Data provided below:
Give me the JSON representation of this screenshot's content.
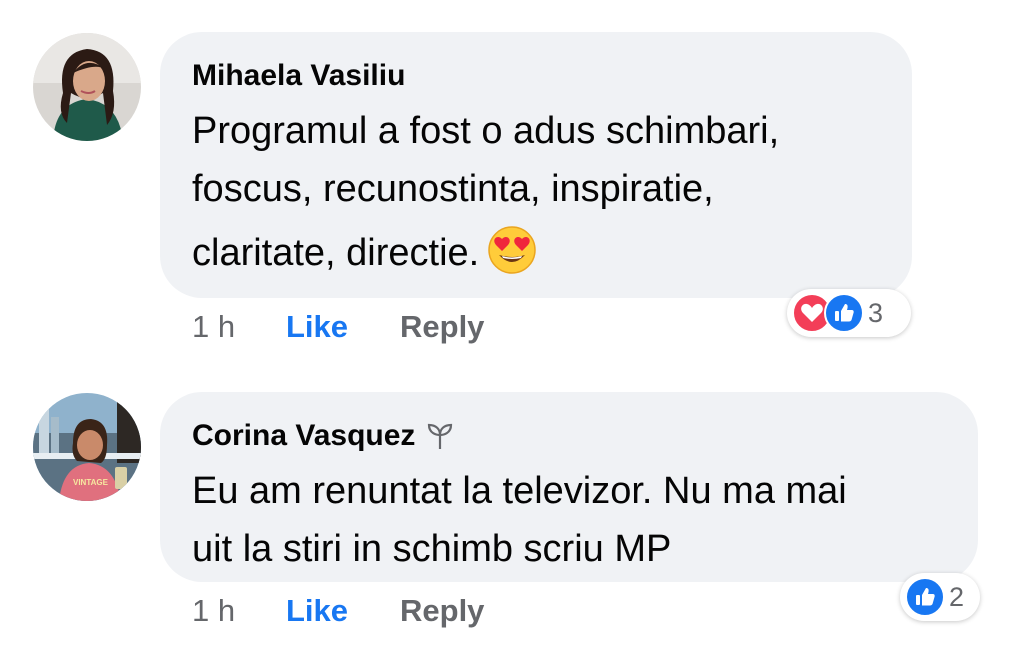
{
  "comments": [
    {
      "author": "Mihaela Vasiliu",
      "text_lines": [
        "Programul a fost o adus schimbari,",
        "foscus, recunostinta, inspiratie,",
        "claritate, directie."
      ],
      "emoji": "heart-eyes-emoji",
      "time": "1 h",
      "like_label": "Like",
      "reply_label": "Reply",
      "reactions": [
        "love",
        "like"
      ],
      "reaction_count": "3"
    },
    {
      "author": "Corina Vasquez",
      "author_badge": "new-member-sprout-icon",
      "text_lines": [
        "Eu am renuntat la televizor. Nu ma mai",
        "uit la stiri in schimb scriu MP"
      ],
      "time": "1 h",
      "like_label": "Like",
      "reply_label": "Reply",
      "reactions": [
        "like"
      ],
      "reaction_count": "2"
    }
  ],
  "colors": {
    "bubble": "#f0f2f5",
    "like_blue": "#1877f2",
    "love_red": "#f33e58",
    "meta_gray": "#65676b"
  }
}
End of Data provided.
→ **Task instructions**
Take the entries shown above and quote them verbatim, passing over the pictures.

→ **Task solution**
Give me the JSON representation of this screenshot's content.
{
  "comments": [
    {
      "author": "Mihaela Vasiliu",
      "text_lines": [
        "Programul a fost o adus schimbari,",
        "foscus, recunostinta, inspiratie,",
        "claritate, directie."
      ],
      "emoji": "heart-eyes-emoji",
      "time": "1 h",
      "like_label": "Like",
      "reply_label": "Reply",
      "reactions": [
        "love",
        "like"
      ],
      "reaction_count": "3"
    },
    {
      "author": "Corina Vasquez",
      "author_badge": "new-member-sprout-icon",
      "text_lines": [
        "Eu am renuntat la televizor. Nu ma mai",
        "uit la stiri in schimb scriu MP"
      ],
      "time": "1 h",
      "like_label": "Like",
      "reply_label": "Reply",
      "reactions": [
        "like"
      ],
      "reaction_count": "2"
    }
  ],
  "colors": {
    "bubble": "#f0f2f5",
    "like_blue": "#1877f2",
    "love_red": "#f33e58",
    "meta_gray": "#65676b"
  }
}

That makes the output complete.